EXERCISE PROMPT =
For each line below that contains the string "bread", copy that line.

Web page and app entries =

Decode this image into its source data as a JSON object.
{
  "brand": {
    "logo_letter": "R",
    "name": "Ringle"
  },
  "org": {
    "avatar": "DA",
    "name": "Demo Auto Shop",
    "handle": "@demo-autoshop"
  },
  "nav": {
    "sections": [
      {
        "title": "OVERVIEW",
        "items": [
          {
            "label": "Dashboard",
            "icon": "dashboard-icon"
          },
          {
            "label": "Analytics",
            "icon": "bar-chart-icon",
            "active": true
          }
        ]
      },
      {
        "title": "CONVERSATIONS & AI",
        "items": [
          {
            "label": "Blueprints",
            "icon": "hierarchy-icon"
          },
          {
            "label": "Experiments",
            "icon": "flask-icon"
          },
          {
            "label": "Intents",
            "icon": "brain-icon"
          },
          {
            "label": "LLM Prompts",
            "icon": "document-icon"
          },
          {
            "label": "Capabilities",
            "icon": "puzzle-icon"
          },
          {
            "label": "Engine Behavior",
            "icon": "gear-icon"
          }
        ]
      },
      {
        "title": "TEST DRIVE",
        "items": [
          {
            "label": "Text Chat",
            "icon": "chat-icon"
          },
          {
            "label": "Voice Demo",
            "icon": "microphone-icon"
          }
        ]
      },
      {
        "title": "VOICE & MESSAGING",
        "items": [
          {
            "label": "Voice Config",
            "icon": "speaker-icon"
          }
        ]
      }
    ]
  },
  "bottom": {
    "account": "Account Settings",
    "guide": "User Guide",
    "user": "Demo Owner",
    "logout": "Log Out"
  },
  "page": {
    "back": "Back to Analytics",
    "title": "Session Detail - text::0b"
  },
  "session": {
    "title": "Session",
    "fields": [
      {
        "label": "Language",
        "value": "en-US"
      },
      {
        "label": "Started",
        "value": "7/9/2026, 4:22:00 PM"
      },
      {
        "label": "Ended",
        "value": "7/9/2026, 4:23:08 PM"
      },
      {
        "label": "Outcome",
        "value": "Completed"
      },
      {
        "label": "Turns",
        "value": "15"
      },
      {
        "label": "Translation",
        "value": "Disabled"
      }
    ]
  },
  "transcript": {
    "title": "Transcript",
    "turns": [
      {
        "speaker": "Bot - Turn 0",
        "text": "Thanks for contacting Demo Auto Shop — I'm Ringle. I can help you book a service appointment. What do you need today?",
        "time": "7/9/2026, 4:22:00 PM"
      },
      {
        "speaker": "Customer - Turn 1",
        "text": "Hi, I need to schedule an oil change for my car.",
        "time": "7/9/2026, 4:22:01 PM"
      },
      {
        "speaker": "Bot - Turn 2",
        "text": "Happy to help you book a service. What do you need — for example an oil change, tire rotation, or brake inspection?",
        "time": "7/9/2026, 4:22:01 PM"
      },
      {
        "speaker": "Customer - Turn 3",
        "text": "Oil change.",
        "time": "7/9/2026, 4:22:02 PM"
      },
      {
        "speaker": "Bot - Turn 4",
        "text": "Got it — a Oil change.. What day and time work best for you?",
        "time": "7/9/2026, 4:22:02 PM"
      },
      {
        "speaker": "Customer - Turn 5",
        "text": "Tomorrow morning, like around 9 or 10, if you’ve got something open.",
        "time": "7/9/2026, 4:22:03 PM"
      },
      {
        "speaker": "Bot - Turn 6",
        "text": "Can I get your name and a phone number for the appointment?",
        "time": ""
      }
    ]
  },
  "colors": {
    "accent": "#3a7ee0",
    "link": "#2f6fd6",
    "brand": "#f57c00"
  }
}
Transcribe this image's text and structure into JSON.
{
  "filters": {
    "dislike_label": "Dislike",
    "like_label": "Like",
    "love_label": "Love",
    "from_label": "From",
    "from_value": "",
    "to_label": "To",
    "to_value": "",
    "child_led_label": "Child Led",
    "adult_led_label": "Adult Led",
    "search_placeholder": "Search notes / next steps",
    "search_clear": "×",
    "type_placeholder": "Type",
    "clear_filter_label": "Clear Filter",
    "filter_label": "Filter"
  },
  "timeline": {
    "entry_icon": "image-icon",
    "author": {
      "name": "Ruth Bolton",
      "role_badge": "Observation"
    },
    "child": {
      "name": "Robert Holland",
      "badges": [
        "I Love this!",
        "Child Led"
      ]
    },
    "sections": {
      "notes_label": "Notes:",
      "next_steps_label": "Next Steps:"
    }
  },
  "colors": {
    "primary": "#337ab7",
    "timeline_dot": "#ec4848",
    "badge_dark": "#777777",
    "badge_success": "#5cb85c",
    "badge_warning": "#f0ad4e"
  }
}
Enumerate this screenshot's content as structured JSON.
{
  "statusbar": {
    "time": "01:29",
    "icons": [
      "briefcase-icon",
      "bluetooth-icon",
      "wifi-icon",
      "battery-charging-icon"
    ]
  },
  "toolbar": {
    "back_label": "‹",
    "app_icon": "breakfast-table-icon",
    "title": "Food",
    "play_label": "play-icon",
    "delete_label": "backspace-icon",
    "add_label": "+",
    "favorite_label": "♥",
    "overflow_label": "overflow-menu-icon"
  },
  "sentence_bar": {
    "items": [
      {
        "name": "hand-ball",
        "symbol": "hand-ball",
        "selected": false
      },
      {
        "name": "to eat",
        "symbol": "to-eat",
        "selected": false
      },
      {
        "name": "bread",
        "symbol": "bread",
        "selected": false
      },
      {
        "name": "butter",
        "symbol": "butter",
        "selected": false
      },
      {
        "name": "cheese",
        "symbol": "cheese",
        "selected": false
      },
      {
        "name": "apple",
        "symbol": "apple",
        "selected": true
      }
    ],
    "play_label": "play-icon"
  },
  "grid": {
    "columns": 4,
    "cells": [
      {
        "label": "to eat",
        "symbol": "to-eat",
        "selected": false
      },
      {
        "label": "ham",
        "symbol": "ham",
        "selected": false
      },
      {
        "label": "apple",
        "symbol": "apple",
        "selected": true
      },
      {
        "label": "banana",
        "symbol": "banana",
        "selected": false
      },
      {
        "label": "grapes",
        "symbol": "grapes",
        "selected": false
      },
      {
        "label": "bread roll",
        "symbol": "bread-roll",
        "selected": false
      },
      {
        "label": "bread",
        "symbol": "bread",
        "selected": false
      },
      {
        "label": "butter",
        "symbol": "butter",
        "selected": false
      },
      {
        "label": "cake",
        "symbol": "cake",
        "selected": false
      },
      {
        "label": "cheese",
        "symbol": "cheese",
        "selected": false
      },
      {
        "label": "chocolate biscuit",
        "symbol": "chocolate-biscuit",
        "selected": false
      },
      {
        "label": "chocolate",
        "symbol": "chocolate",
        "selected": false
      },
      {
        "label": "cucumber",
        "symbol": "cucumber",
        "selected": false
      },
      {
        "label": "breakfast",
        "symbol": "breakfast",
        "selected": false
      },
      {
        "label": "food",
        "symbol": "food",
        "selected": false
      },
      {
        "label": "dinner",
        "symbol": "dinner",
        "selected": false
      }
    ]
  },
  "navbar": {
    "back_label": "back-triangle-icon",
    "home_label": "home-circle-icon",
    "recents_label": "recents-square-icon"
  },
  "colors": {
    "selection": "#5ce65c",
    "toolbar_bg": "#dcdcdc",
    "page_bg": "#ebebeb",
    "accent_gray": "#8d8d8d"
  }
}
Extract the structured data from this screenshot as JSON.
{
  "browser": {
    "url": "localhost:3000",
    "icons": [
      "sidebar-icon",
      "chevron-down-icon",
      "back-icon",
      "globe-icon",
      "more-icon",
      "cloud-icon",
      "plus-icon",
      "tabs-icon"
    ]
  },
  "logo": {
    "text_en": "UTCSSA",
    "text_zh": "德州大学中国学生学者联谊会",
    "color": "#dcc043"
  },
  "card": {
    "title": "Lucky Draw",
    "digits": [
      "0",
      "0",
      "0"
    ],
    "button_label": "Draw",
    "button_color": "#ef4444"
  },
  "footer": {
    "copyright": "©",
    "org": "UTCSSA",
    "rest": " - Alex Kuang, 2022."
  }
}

OUTPUT BELOW =
        "name": "bread",
        "symbol": "bread",
        "label": "bread roll",
        "symbol": "bread-roll",
        "label": "bread",
        "symbol": "bread",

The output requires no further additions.